== What to work on ==
For each line below that holds "JSON", return the line as it stands.

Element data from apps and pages
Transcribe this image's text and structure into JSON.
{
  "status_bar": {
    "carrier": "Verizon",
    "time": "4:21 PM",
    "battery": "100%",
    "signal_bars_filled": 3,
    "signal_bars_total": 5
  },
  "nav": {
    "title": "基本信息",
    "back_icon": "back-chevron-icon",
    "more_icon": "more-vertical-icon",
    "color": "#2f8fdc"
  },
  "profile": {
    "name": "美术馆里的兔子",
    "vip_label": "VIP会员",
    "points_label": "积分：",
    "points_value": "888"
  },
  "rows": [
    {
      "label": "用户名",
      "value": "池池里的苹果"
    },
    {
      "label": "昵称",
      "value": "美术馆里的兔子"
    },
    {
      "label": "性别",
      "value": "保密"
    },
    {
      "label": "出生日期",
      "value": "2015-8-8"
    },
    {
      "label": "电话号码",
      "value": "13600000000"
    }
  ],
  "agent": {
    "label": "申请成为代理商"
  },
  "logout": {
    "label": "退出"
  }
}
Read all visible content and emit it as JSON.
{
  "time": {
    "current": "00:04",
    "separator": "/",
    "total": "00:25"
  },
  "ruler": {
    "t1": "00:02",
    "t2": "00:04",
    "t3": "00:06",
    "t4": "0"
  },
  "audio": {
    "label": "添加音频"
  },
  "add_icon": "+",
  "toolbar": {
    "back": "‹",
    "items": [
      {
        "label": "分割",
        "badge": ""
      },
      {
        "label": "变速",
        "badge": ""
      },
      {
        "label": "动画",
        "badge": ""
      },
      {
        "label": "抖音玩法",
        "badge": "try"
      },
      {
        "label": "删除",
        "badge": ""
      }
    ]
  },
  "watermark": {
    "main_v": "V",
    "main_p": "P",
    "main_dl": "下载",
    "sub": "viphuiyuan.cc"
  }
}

== Solution to this problem ==
Transcribe this image's text and structure into JSON.
Read all visible content and emit it as JSON.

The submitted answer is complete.